_PROBLEM TO SOLVE_
Word for word, repeat the data that follows. Do not include the pictures.
+++ EXTRACTED DATA +++
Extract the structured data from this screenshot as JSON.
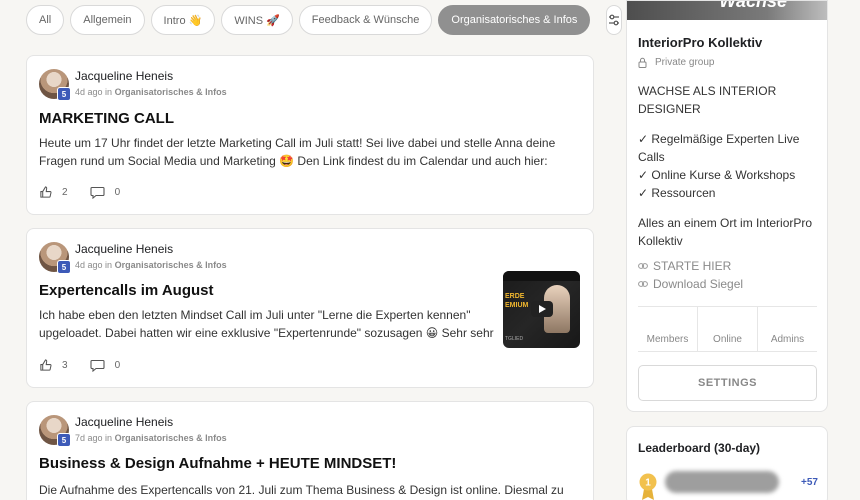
{
  "filters": {
    "chips": [
      "All",
      "Allgemein",
      "Intro 👋",
      "WINS 🚀",
      "Feedback & Wünsche",
      "Organisatorisches & Infos"
    ],
    "active": "Organisatorisches & Infos"
  },
  "posts": [
    {
      "author": "Jacqueline Heneis",
      "level": "5",
      "time": "4d ago",
      "in": "in",
      "category": "Organisatorisches & Infos",
      "title": "MARKETING CALL",
      "body_lines": [
        "Heute um 17 Uhr findet der letzte Marketing Call im Juli statt! Sei live dabei und stelle Anna deine",
        "Fragen rund um Social Media und Marketing 🤩 Den Link findest du im Calendar und auch hier:"
      ],
      "likes": "2",
      "comments": "0"
    },
    {
      "author": "Jacqueline Heneis",
      "level": "5",
      "time": "4d ago",
      "in": "in",
      "category": "Organisatorisches & Infos",
      "title": "Expertencalls im August",
      "body_lines": [
        "Ich habe eben den letzten Mindset Call im Juli unter \"Lerne die Experten kennen\"",
        "upgeloadet. Dabei hatten wir eine exklusive \"Expertenrunde\" sozusagen 😀 Sehr sehr"
      ],
      "likes": "3",
      "comments": "0",
      "thumbnail": {
        "line1": "ERDE",
        "line2": "EMIUM",
        "line3": "TGLIED"
      }
    },
    {
      "author": "Jacqueline Heneis",
      "level": "5",
      "time": "7d ago",
      "in": "in",
      "category": "Organisatorisches & Infos",
      "title": "Business & Design Aufnahme + HEUTE MINDSET!",
      "body_lines": [
        "Die Aufnahme des Expertencalls von 21. Juli zum Thema Business & Design ist online. Diesmal zu"
      ]
    }
  ],
  "group": {
    "cover_text": "Wachse",
    "name": "InteriorPro Kollektiv",
    "privacy": "Private group",
    "tagline_lines": [
      "WACHSE ALS INTERIOR",
      "DESIGNER"
    ],
    "bullets": [
      "✓ Regelmäßige Experten Live",
      "Calls",
      "✓ Online Kurse & Workshops",
      "✓ Ressourcen"
    ],
    "summary_lines": [
      "Alles an einem Ort im InteriorPro",
      "Kollektiv"
    ],
    "links": [
      "STARTE HIER",
      "Download Siegel"
    ],
    "stats": [
      "Members",
      "Online",
      "Admins"
    ],
    "settings_label": "SETTINGS"
  },
  "leaderboard": {
    "title": "Leaderboard (30-day)",
    "rank": "1",
    "points": "+57"
  },
  "colors": {
    "accent_blue": "#3d5ab8",
    "active_chip": "#909090",
    "medal_gold": "#f2c14e"
  }
}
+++
_OUTPUT FOR THIS EXERCISE_
Extract the structured data from this screenshot as JSON.
{
  "filters": {
    "chips": [
      "All",
      "Allgemein",
      "Intro 👋",
      "WINS 🚀",
      "Feedback & Wünsche",
      "Organisatorisches & Infos"
    ],
    "active": "Organisatorisches & Infos"
  },
  "posts": [
    {
      "author": "Jacqueline Heneis",
      "level": "5",
      "time": "4d ago",
      "in": "in",
      "category": "Organisatorisches & Infos",
      "title": "MARKETING CALL",
      "body_lines": [
        "Heute um 17 Uhr findet der letzte Marketing Call im Juli statt! Sei live dabei und stelle Anna deine",
        "Fragen rund um Social Media und Marketing 🤩 Den Link findest du im Calendar und auch hier:"
      ],
      "likes": "2",
      "comments": "0"
    },
    {
      "author": "Jacqueline Heneis",
      "level": "5",
      "time": "4d ago",
      "in": "in",
      "category": "Organisatorisches & Infos",
      "title": "Expertencalls im August",
      "body_lines": [
        "Ich habe eben den letzten Mindset Call im Juli unter \"Lerne die Experten kennen\"",
        "upgeloadet. Dabei hatten wir eine exklusive \"Expertenrunde\" sozusagen 😀 Sehr sehr"
      ],
      "likes": "3",
      "comments": "0",
      "thumbnail": {
        "line1": "ERDE",
        "line2": "EMIUM",
        "line3": "TGLIED"
      }
    },
    {
      "author": "Jacqueline Heneis",
      "level": "5",
      "time": "7d ago",
      "in": "in",
      "category": "Organisatorisches & Infos",
      "title": "Business & Design Aufnahme + HEUTE MINDSET!",
      "body_lines": [
        "Die Aufnahme des Expertencalls von 21. Juli zum Thema Business & Design ist online. Diesmal zu"
      ]
    }
  ],
  "group": {
    "cover_text": "Wachse",
    "name": "InteriorPro Kollektiv",
    "privacy": "Private group",
    "tagline_lines": [
      "WACHSE ALS INTERIOR",
      "DESIGNER"
    ],
    "bullets": [
      "✓ Regelmäßige Experten Live",
      "Calls",
      "✓ Online Kurse & Workshops",
      "✓ Ressourcen"
    ],
    "summary_lines": [
      "Alles an einem Ort im InteriorPro",
      "Kollektiv"
    ],
    "links": [
      "STARTE HIER",
      "Download Siegel"
    ],
    "stats": [
      "Members",
      "Online",
      "Admins"
    ],
    "settings_label": "SETTINGS"
  },
  "leaderboard": {
    "title": "Leaderboard (30-day)",
    "rank": "1",
    "points": "+57"
  },
  "colors": {
    "accent_blue": "#3d5ab8",
    "active_chip": "#909090",
    "medal_gold": "#f2c14e"
  }
}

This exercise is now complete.